Formula fed babies should have about 400ml a day at this stage, preferably between meals and not right before them. If your little one is enjoying three meals a day and wants more milk, it’s not a problem. Your baby and your parental instincts will guide you!
The vitamin and nutrient requirements at this stage are similar to the previous months of weaning, as your baby will need to consume foods that contain vitamin A, vitamin C and vitamin D supplements if they are not getting enough via their milk (speak with your GP if you are unsure).
Vitamin A is important to strengthen your baby’s immune system, help with eye development and keep their skin healthy. It is fair enough to tell your little one that if they want to see in the dark like a superhero, vitamin A foods are essential for this! What types of foods are rich in vitamin A that are safe for your 10-12 month old? If you have successfully introduced dairy into your baby’s diet without a reaction, that is an excellent source of vitamin A. Cow’s milk as a drink is not recommended until 12 months (breastmilk or formula is), but full-fat yogurts, fromage frais, fortified fat spread and pasteurised full fat cheese such as mild cheddar or cream cheese are good options. Vitamin A rich vegetables including broccoli, kale, spinach, cabbage, green beans, chard, sweet potatoes, carrots, swede and peppers. Fruit ideas include cantaloupe melon, mango, watermelon and papaya.

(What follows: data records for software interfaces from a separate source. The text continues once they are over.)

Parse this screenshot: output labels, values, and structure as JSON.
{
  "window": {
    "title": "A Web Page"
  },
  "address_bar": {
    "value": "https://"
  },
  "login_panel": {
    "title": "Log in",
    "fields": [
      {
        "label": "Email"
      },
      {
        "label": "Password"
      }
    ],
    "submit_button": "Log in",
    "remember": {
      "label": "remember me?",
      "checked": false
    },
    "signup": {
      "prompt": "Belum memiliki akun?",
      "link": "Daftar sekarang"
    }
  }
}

Vitamin C is also important for your baby’s immune system, as well as collagen production and is an antioxidant. Vitamin C rich foods include broccoli, tomatoes, peppers, kale, spinach, swede, green beans as well as bananas, strawberries, blueberries, raspberries and papaya. Citrus is not recommended until your baby reaches 12 months.

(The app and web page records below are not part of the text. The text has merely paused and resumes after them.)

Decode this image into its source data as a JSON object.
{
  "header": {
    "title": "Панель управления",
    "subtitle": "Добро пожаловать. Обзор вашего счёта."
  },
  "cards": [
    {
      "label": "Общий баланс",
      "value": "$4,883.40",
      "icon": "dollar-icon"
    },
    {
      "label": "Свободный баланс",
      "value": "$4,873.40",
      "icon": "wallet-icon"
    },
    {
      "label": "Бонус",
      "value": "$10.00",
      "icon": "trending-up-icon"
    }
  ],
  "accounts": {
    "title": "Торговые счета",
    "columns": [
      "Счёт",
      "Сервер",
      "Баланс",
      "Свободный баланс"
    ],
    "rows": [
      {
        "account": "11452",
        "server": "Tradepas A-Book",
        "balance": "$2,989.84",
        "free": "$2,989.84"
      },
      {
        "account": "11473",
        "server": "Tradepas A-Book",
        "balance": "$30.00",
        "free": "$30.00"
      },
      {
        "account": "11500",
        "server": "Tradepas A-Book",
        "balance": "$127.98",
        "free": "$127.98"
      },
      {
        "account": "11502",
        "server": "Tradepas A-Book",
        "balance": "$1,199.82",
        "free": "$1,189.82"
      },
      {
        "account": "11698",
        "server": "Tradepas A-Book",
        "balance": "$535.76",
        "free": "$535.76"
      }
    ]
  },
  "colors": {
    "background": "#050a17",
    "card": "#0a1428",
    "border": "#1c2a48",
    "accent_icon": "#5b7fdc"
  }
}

An important change at this stage, is that your growing baby now needs regular iron in their diet to help keep red blood cells healthy, which carry oxygen to their organs and muscles, and is important for brain development. Meats such as beef, lamb, veal, chicken, turkey and fish are great sources of iron. If you have successfully introduced eggs into their diet, this is a source for iron as well. Iron is also found in fortified infant cereal, tofu, beans and other legumes such as black beans, chickpeas, red lentils and cannellini beans.

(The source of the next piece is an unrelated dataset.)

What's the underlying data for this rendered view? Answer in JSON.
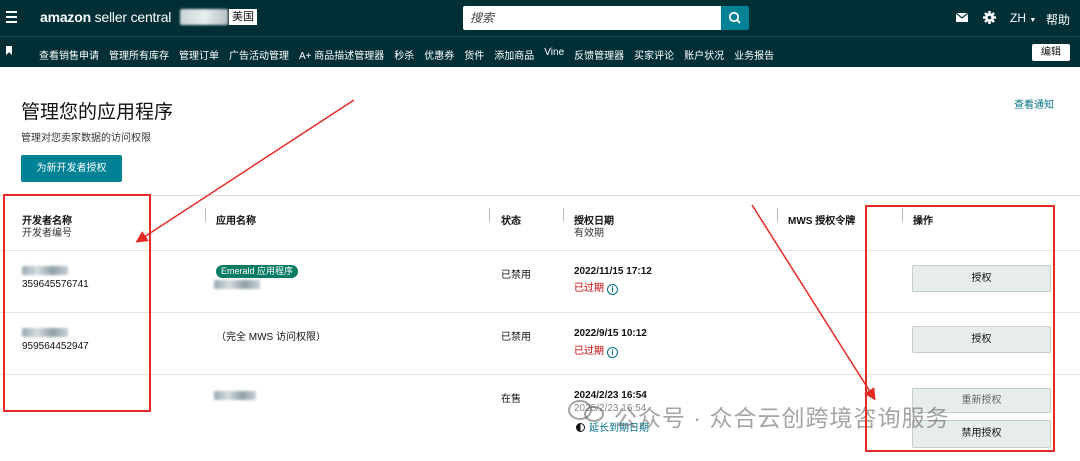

At this stage, there are so many exciting options for your little one, and combining the above suggestions with your recipes creates a varied and nutritious meal. Offering fruits and vegetables (softened where necessary) as sticks along with a pureé veg, smashed avocado or cream cheese dip are some fun baby-led weaning ideas. Combining fish with sweet potatoes and a veg, perhaps with some cheese in a casserole, can then be frozen into mini meals for the coming weeks. Pasta sauces, meat or veggie burgers, veggie risottos (my family love a pea and bean risotto) and sugar-free cookies or muffins are also all easy to make in bulk and freeze for freshly frozen baby food. Offering home-made meals will make the transition to family meals much easier, and can often be made at the same time as the rest of the family’s food, just separated before salt and sugar are added. Make it easy for yourself!
If you don’t have time to make meals from scratch, Tom Pom Organic offers a red lentil dahl meal which is high in protein, fibre and a source of vitamin A, and our salmon, sweet potato and pea meal is high in vitamin A, vitamin D and a source of protein. My family also loves the chicken, quinoa, pea and spinach meal which is so comforting, and all 100% organic baby food. Take a look here to find out more about the delicious collection of Tom Pom Organic meals.